    Kind of surprising she votes in a local (none / 0) (#8)
    by oculus on Tue Sep 13, 2011 at 06:23:20 PM EST

    Not everybody is suited for office (none / 0) (#16)
    by sj on Wed Sep 14, 2011 at 12:29:47 AM EST
    And what you say is true about the crashing the party (about a few committed people).  I know, because I was also a district captain based on the same premise.  But one active district didn't have a huge effect (read none) on support from the state party for candidates without a huge war chest.  The two million dollar price of admission, I believe it was called, for Senator.  Don't get me started on the details.  I'd waited years for a candidate like that, and all I heard was ele-e-e-ctable!  We want electable!!.  Party support at the beginning of his run would have made all those years of work worth every minute.

    Now I have cynicism, less fluid lines and no party.  But way more free time.


    I'm sorry ... (5.00 / 2) (#13)
    by Robot Porter on Tue Sep 13, 2011 at 08:27:23 PM EST
    I'm taking away Matt's blogging privileges for a month for writing this sentence:

    Regulations that break up concentrations of extreme pollution in part by shifting polluting activity to less-polluted areas are perfectly sound public health measures, but there's nothing absurd about the theory that it could do political damage to the standing of incumbent politicians in the areas that suffer from the negative short-term effects.

    Omigod, Bulwer-Lytton prize here he comes!

    But really that's not fair to Bulwer-Lytton.  Bulwer-Lytton occasionally had interesting things to say.

    The crude stereotypes that voters respond to... (none / 0) (#1)
    by Dadler on Tue Sep 13, 2011 at 04:00:08 PM EST
    ...can be summed up by a line comedian Jeffrey Ross gave at a Friar's Club roast, and I paraphrase a bit: "Freddy Roman, Alan King, Pat Cooper, I've seen younger face on cash."  It's all about the Ben Jammin's.

    Don't follow the money, Mr. President, lead it.

    FaceS, younger FACES (none / 0) (#2)
    by Dadler on Tue Sep 13, 2011 at 04:01:05 PM EST
    "I've seen younger faces on cash."

    Nothing like phucking up a great punchline.  

    I suck.


    I think it's time for both the strategists (none / 0) (#5)
    by ruffian on Tue Sep 13, 2011 at 05:19:47 PM EST
    and the media to wake up tot he fact that the Clinton administration was over nearly 12 years ago...and the analogies they are drawing are nearly 20 years old.
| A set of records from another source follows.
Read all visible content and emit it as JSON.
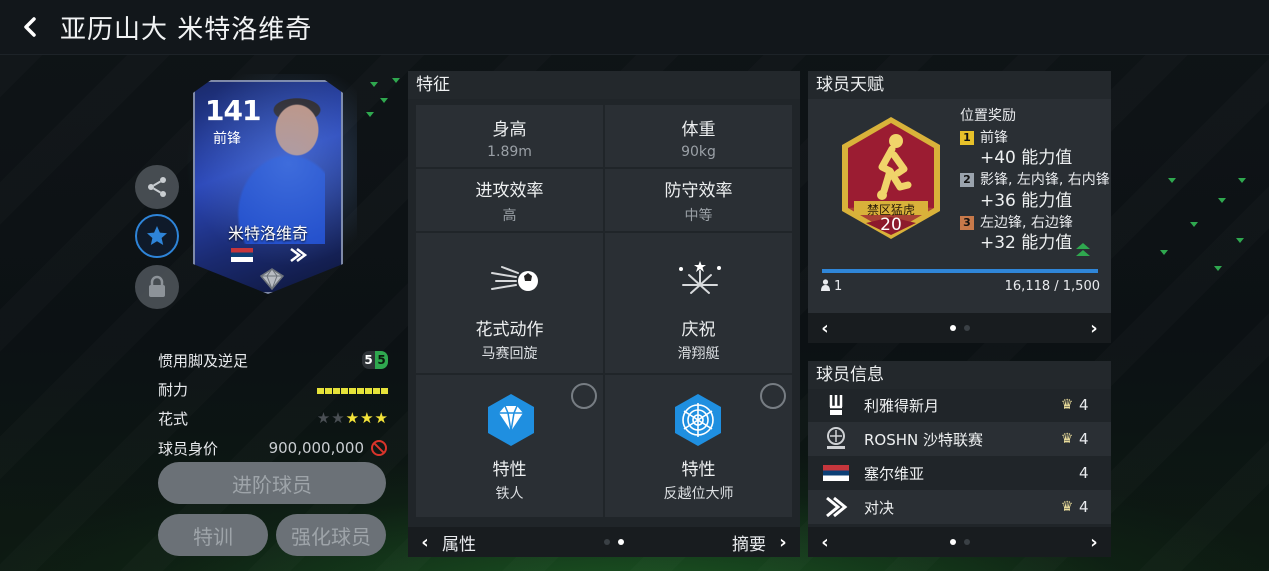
{
  "header": {
    "title": "亚历山大 米特洛维奇"
  },
  "card": {
    "rating": "141",
    "position": "前锋",
    "name": "米特洛维奇"
  },
  "left_info": {
    "weak_foot": {
      "label": "惯用脚及逆足",
      "left": "5",
      "right": "5"
    },
    "stamina": {
      "label": "耐力",
      "segments": 9
    },
    "skills": {
      "label": "花式",
      "stars": 3,
      "max": 5
    },
    "value": {
      "label": "球员身价",
      "amount": "900,000,000"
    }
  },
  "buttons": {
    "advance": "进阶球员",
    "train": "特训",
    "strengthen": "强化球员"
  },
  "traits_panel": {
    "title": "特征",
    "height": {
      "label": "身高",
      "value": "1.89m"
    },
    "weight": {
      "label": "体重",
      "value": "90kg"
    },
    "attack": {
      "label": "进攻效率",
      "value": "高"
    },
    "defense": {
      "label": "防守效率",
      "value": "中等"
    },
    "skill_move": {
      "label": "花式动作",
      "value": "马赛回旋"
    },
    "celebration": {
      "label": "庆祝",
      "value": "滑翔艇"
    },
    "trait1": {
      "label": "特性",
      "value": "铁人"
    },
    "trait2": {
      "label": "特性",
      "value": "反越位大师"
    },
    "footer_left": "属性",
    "footer_right": "摘要"
  },
  "talent_panel": {
    "title": "球员天赋",
    "badge_name": "禁区猛虎",
    "badge_level": "20",
    "bonus_title": "位置奖励",
    "bonuses": [
      {
        "rank": "1",
        "positions": "前锋",
        "value": "+40 能力值",
        "color": "#e7c12a"
      },
      {
        "rank": "2",
        "positions": "影锋, 左内锋, 右内锋",
        "value": "+36 能力值",
        "color": "#9aa3ad"
      },
      {
        "rank": "3",
        "positions": "左边锋, 右边锋",
        "value": "+32 能力值",
        "color": "#c7794a"
      }
    ],
    "count": "1",
    "progress": "16,118 / 1,500"
  },
  "info_panel": {
    "title": "球员信息",
    "rows": [
      {
        "name": "利雅得新月",
        "num": "4",
        "crown": true
      },
      {
        "name": "ROSHN 沙特联赛",
        "num": "4",
        "crown": true
      },
      {
        "name": "塞尔维亚",
        "num": "4",
        "crown": false
      },
      {
        "name": "对决",
        "num": "4",
        "crown": true
      }
    ]
  },
  "colors": {
    "accent": "#2e84d8",
    "badge_red": "#9b1c32",
    "badge_gold": "#d9b23a",
    "star": "#f3e339",
    "stamina": "#e6e23a"
  }
}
Can we come up with other ideas?  Or am I the only one who is bored?

    He surely would (5.00 / 1) (#17)
    by ruffian on Wed Sep 14, 2011 at 08:00:31 AM EST
    He has an appreciation for new voices and ideas. Too bad what Obama offered was rehashed Reagan.

    The math must be eluding me (none / 0) (#6)
    by Towanda on Tue Sep 13, 2011 at 05:42:41 PM EST
    in an analysis that states such things as "everyone else far underperforms McCain," followed by how each of the Repubs polls against Obama.

    Um, more than a year before the 2008 election, McCain underperformed McCain a year later -- because it was a year later, and he was the sole candidate of his party.

    So I would presume that at least some of the Romneyites and Perryites and Palinians and others will come together and outperform any one of the above.  

    Heck, if you add 'em all up, they outperform Obama.  Because, y'know, it's a year out.

    Pretty good title. (none / 0) (#12)
    by oculus on Tue Sep 13, 2011 at 08:11:52 PM EST

    OT: Turner reported to have won NY 9th (none / 0) (#15)
    by The Addams Family on Tue Sep 13, 2011 at 11:03:28 PM EST